» **Problem description**
Without changing a thing, reproduce the entire listing and leave out its pictures.

» **Information**
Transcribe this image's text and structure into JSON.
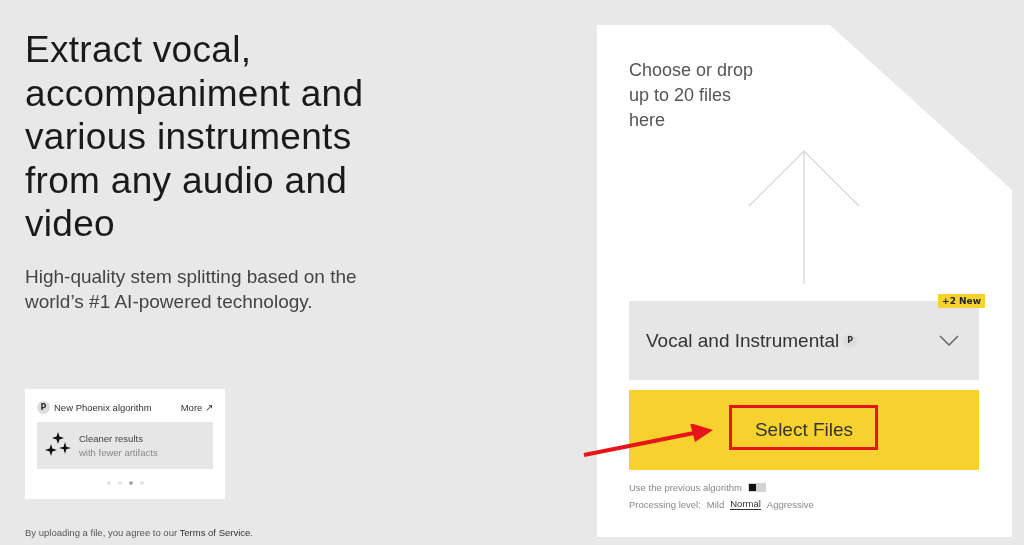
{
  "hero": {
    "title": "Extract vocal, accompaniment and various instruments from any audio and video",
    "subtitle": "High-quality stem splitting based on the world’s #1 AI-powered technology."
  },
  "promo_card": {
    "badge": "P",
    "title": "New Phoenix algorithm",
    "link": "More ↗",
    "feature_title": "Cleaner results",
    "feature_subtitle": "with fewer artifacts",
    "dots": [
      {
        "selected": false
      },
      {
        "selected": false
      },
      {
        "selected": true
      },
      {
        "selected": false
      }
    ]
  },
  "terms": {
    "text": "By uploading a file, you agree to our ",
    "link": "Terms of Service",
    "end": "."
  },
  "upload": {
    "prompt": "Choose or drop up to 20 files here",
    "dropdown": {
      "value": "Vocal and Instrumental",
      "badge": "P",
      "tag": "+2 New"
    },
    "button": "Select Files",
    "toggle": {
      "label": "Use the previous algorithm",
      "on": false
    },
    "processing": {
      "label": "Processing level:",
      "options": [
        {
          "label": "Mild",
          "selected": false
        },
        {
          "label": "Normal",
          "selected": true
        },
        {
          "label": "Aggressive",
          "selected": false
        }
      ]
    }
  },
  "annotation_arrow": {
    "color": "#e8141b"
  },
  "annotation_box": {
    "color": "#e8141b"
  }
}
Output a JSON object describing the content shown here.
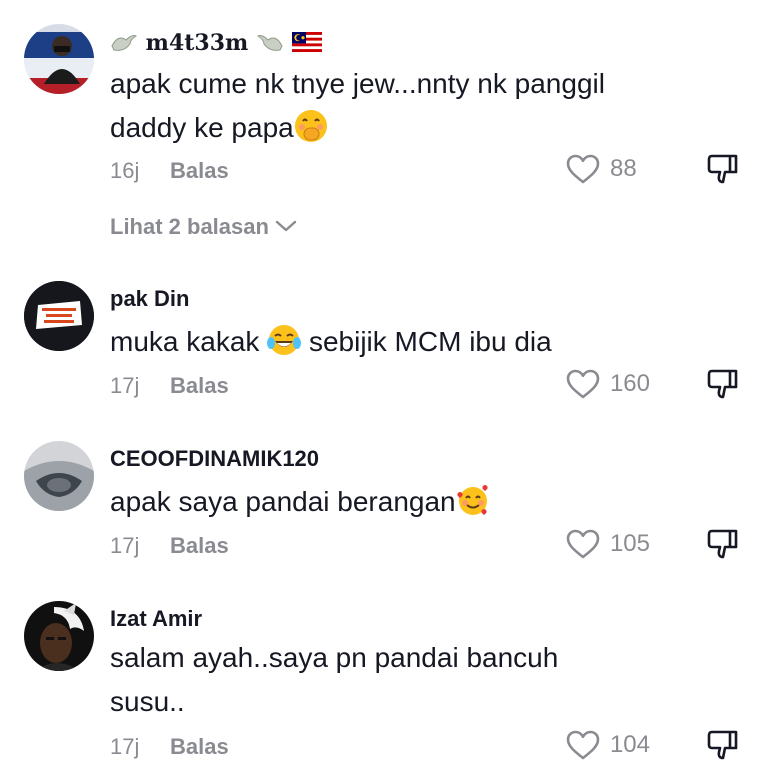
{
  "comments": [
    {
      "username": "m4t33m",
      "text_line1": "apak cume nk tnye jew...nnty nk panggil",
      "text_line2": "daddy ke papa",
      "time": "16j",
      "reply_label": "Balas",
      "likes": "88",
      "emoji_icon": "hand-over-mouth-emoji",
      "view_replies": "Lihat 2 balasan"
    },
    {
      "username": "pak Din",
      "text_part1": "muka kakak",
      "text_part2": "sebijik MCM ibu dia",
      "time": "17j",
      "reply_label": "Balas",
      "likes": "160",
      "emoji_icon": "tears-of-joy-emoji",
      "avatar_text": "LULUSKAN UNDI BERSAMA 18"
    },
    {
      "username": "CEOOFDINAMIK120",
      "text": "apak saya pandai berangan",
      "time": "17j",
      "reply_label": "Balas",
      "likes": "105",
      "emoji_icon": "smiling-face-with-hearts-emoji"
    },
    {
      "username": "Izat Amir",
      "text_line1": "salam ayah..saya pn pandai bancuh",
      "text_line2": "susu..",
      "time": "17j",
      "reply_label": "Balas",
      "likes": "104"
    }
  ],
  "colors": {
    "primary_text": "#161823",
    "secondary_text": "#8a8b91",
    "background": "#ffffff"
  }
}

» **Answer section**
Transcribe this image's text and structure into JSON.
{
  "hero": {
    "title": "Extract vocal, accompaniment and various instruments from any audio and video",
    "subtitle": "High-quality stem splitting based on the world’s #1 AI-powered technology."
  },
  "promo_card": {
    "badge": "P",
    "title": "New Phoenix algorithm",
    "link": "More ↗",
    "feature_title": "Cleaner results",
    "feature_subtitle": "with fewer artifacts",
    "dots": [
      {
        "selected": false
      },
      {
        "selected": false
      },
      {
        "selected": true
      },
      {
        "selected": false
      }
    ]
  },
  "terms": {
    "text": "By uploading a file, you agree to our ",
    "link": "Terms of Service",
    "end": "."
  },
  "upload": {
    "prompt": "Choose or drop up to 20 files here",
    "dropdown": {
      "value": "Vocal and Instrumental",
      "badge": "P",
      "tag": "+2 New"
    },
    "button": "Select Files",
    "toggle": {
      "label": "Use the previous algorithm",
      "on": false
    },
    "processing": {
      "label": "Processing level:",
      "options": [
        {
          "label": "Mild",
          "selected": false
        },
        {
          "label": "Normal",
          "selected": true
        },
        {
          "label": "Aggressive",
          "selected": false
        }
      ]
    }
  },
  "annotation_arrow": {
    "color": "#e8141b"
  },
  "annotation_box": {
    "color": "#e8141b"
  }
}
Output a JSON object describing the content shown here.
{
  "comments": [
    {
      "username": "m4t33m",
      "text_line1": "apak cume nk tnye jew...nnty nk panggil",
      "text_line2": "daddy ke papa",
      "time": "16j",
      "reply_label": "Balas",
      "likes": "88",
      "emoji_icon": "hand-over-mouth-emoji",
      "view_replies": "Lihat 2 balasan"
    },
    {
      "username": "pak Din",
      "text_part1": "muka kakak",
      "text_part2": "sebijik MCM ibu dia",
      "time": "17j",
      "reply_label": "Balas",
      "likes": "160",
      "emoji_icon": "tears-of-joy-emoji",
      "avatar_text": "LULUSKAN UNDI BERSAMA 18"
    },
    {
      "username": "CEOOFDINAMIK120",
      "text": "apak saya pandai berangan",
      "time": "17j",
      "reply_label": "Balas",
      "likes": "105",
      "emoji_icon": "smiling-face-with-hearts-emoji"
    },
    {
      "username": "Izat Amir",
      "text_line1": "salam ayah..saya pn pandai bancuh",
      "text_line2": "susu..",
      "time": "17j",
      "reply_label": "Balas",
      "likes": "104"
    }
  ],
  "colors": {
    "primary_text": "#161823",
    "secondary_text": "#8a8b91",
    "background": "#ffffff"
  }
}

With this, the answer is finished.